…I have special needs and I find that growing up can be slow and difficult. But when I sing and play drums in class I feel more at home. I can think better. And I think it makes it easier for all my other therapies to become more effective. It makes it easier for my teachers and my parents to teach me. They won't let me quit.

…I was born with severe brain damage. But singing or playing the drums in class forces my brain to follow the tempo and melody. It makes me want to sing and move with the music. Best of all—the good part of my brain is learning how to bypass the damaged part. I'm getting more "normal" every day!

That’s why we like to sing a lot. And that’s why we like to play drums.

Friday, October 1, 2010

The New ABCs

Do you remember how you learned your ABC's? You may have started in Kindergarten—or even earlier if you had glasses with pink frames! Don’t believe me? Ask my friend Ellie. She is only four and she can already navigate through IPAD’s Interactive Alphabet. It even has sound effects! Go ahead—click on her picture yourself. Give it your best shot because I know you can do it!

—I’ll wait.

Meanwhile, I’ll join my friends as we again rehearse our melodrama/operetta Inside a Barn in the Country. We make our own sound effects as we identify various farm animals and the sounds that they make. Today we held colorful pictures of our favorite characters as we sang along with the rebus text.

Speaking of sound effects and pictures, I learned today that our class now has a Flip™ video camera. It is small and compact and easy to use. I think back to the days when my bigger-than-a-breadbox video camera used VHS tapes bigger than a book. Nowadays, by cracky, you can put your video camera in your pocketbook. And kids can shoot videos of themselves and their friends, publish them on YouTube and even share them via email!

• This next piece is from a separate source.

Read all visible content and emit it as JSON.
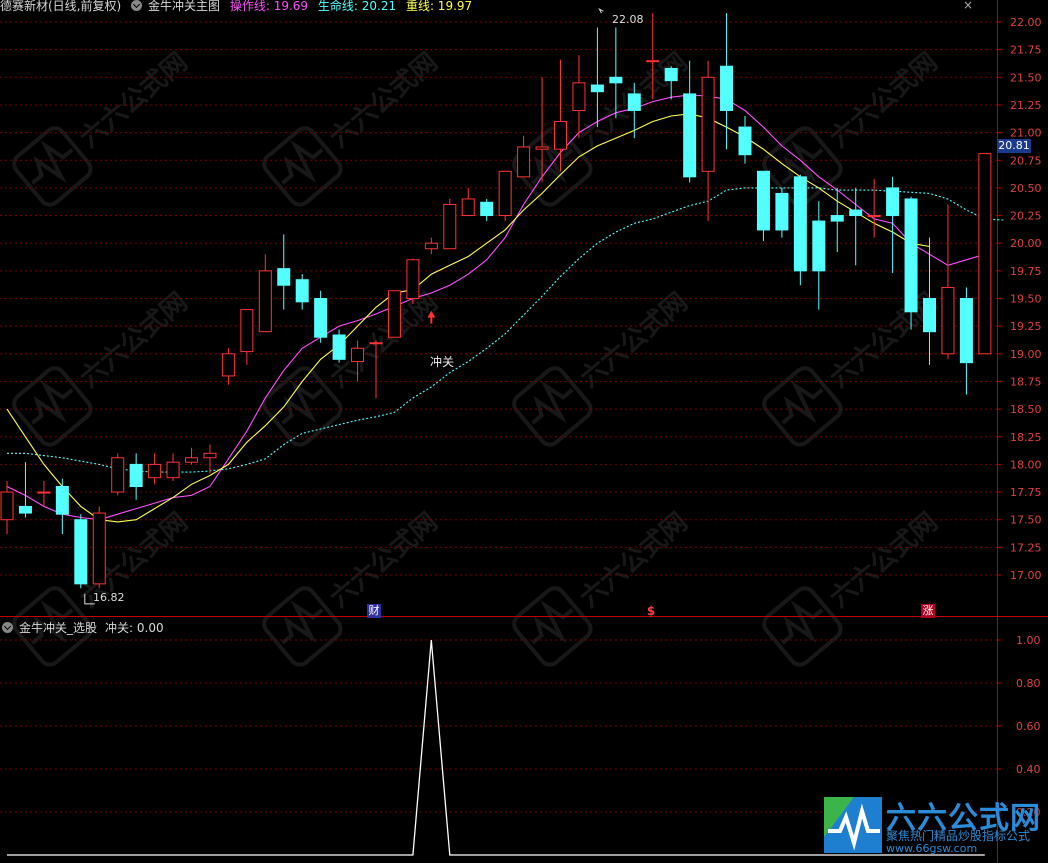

These gadgets are wonderful as well as fun. But they can be complicated. I remember some of Robert Fulghum’s simple wisdom in his famous book All I Really Need to Know I Learned in Kindergarten:

—Share everything.
—Play fair.
—Don't hit people.
—Warm cookies and cold milk are good for you.

—Take a nap every afternoon.

To these I would add:
Life is always better when you wear pink-framed glasses!